“Our union is committed to decolonization and reconciliation, and recognizing the stolen land on which we live is the bare minimum that we can do,” said Dana Wesley, Senior Officer for Indigenous Rights.
CUPE NB supports our members’ efforts to further the goals of reconciliation by making land acknowledgements. The union urges its members to use unequivocally the words “unceded”, “unsurrendered”, and “stolen” to describe the lands upon which we live.
“Any attempt to discipline our members for making land acknowledgements will be met with grievances,” said Steve Drost, President of CUPE NB. “This is an unconscionable directive that flies in the face of reconciliation, and we view it as a violation of the right to free speech.”
CUPE NB members understand that colonization is not a thing of the past, but that it continues into the present. The Government of New Brunswick’s memo is an example of this colonial power. In seeking to prohibit employees from using factually accurate words like “unceded” and “unsurrendered”, the memo implies that this land was ceded or surrendered. This is a colonial attempt to undermine Indigenous sovereignty. Moreover, it infringes on our members’ right to free expression, and it attempts to pit public sector workers against Indigenous communities.
“That New Brunswick exists on the stolen, unceded and unsurrendered lands of the Mi’kmaq, Wolastoqey and Peskotomuhkati is not up for debate – it is a fact,” Drost said.
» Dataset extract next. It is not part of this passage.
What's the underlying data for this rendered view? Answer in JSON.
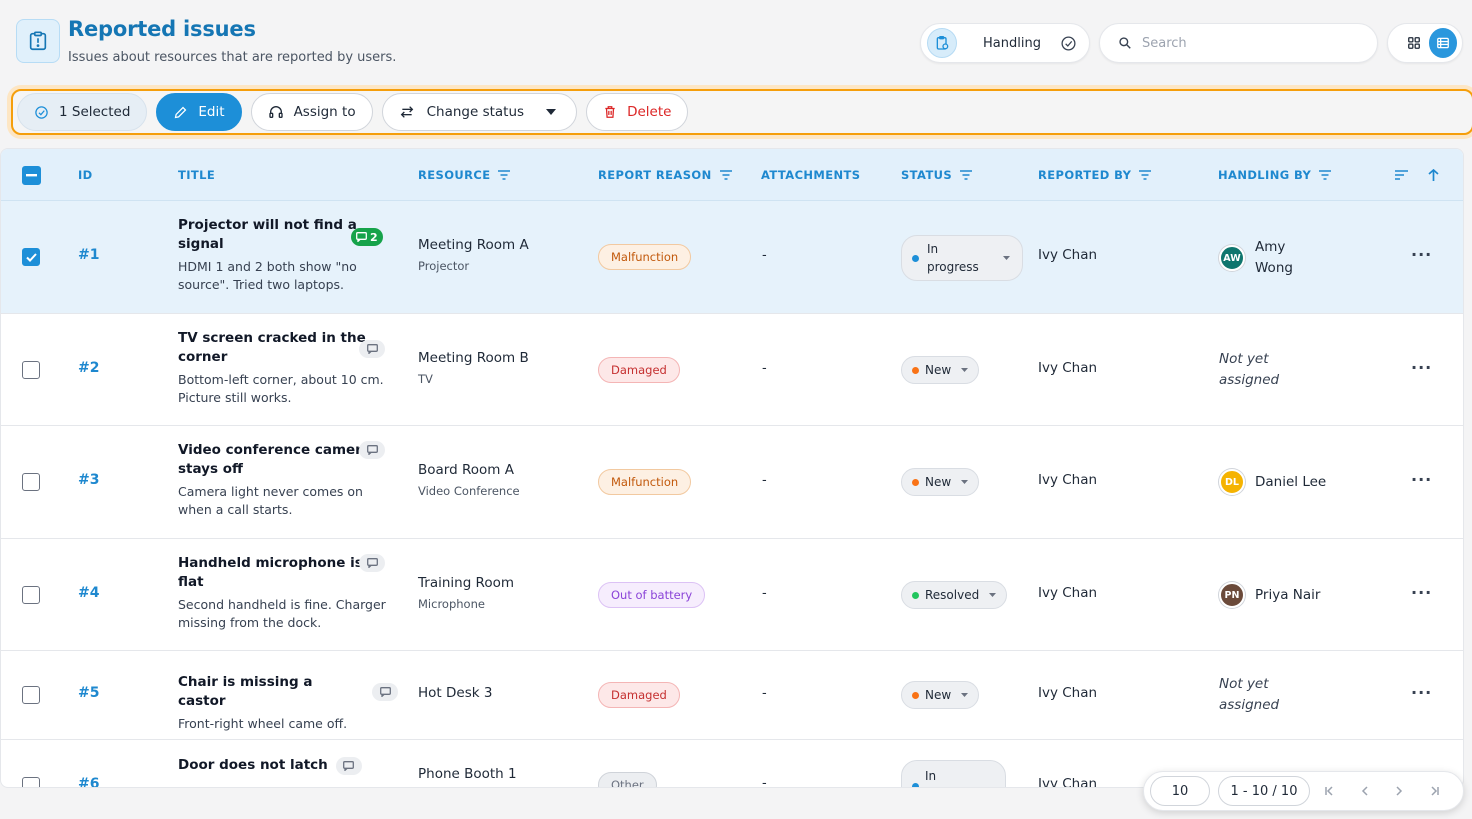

On behalf of the 28,000 CUPE members of New Brunswick, many of whom are Indigenous, we affirm our solidarity with Indigenous communities in New Brunswick in their struggle for justice.